Spatiotemporal discontinuity of visual input is a common occurrence in daily life. For example, when a walking person disappears temporarily behind a wall, observers have a clear sense of his physical presence despite the absence of any visual information (movement permanence). To investigate the neural substrates of biological motion permanence, we recorded scalp EEG activity of sixteen subjects while they passively observed either biological or scrambled motion disappearing behind an occluder and reappearing. The moment of the occluder's appearance was either fixed or randomized. The statistical comparison between the biological and scrambled motion ERP waveforms revealed a modulation of activity in centro-parietal and right occipito-temporal regions during the occlusion phase when the biological motion disappearance was time-locked, possibly reflecting the recall of sensorimotor representations. These representations might allow the prediction of moving organisms in occlusion conditions. When the appearance of the occluder was unpredictable there was no difference between biological and scrambled motion either before or during occlusion, indicating that temporal prediction is relevant to the processing of biological motion permanence.HIGHLIGHTS

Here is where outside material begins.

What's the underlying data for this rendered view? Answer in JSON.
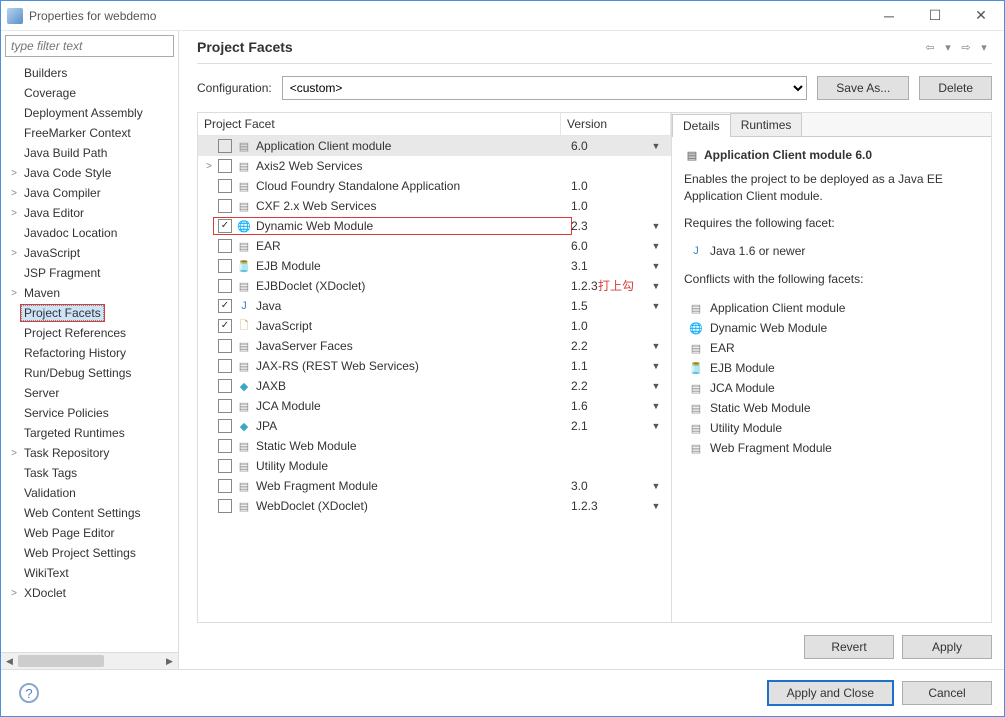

▸ The temporal dynamics of biological motion occlusion was addressed by means of EEG.HIGHLIGHTS
▸ Centro-parietal regions were recruited within the occlusion period.HIGHLIGHTS
▸ The results suggest that the brain enacts the occluded movement.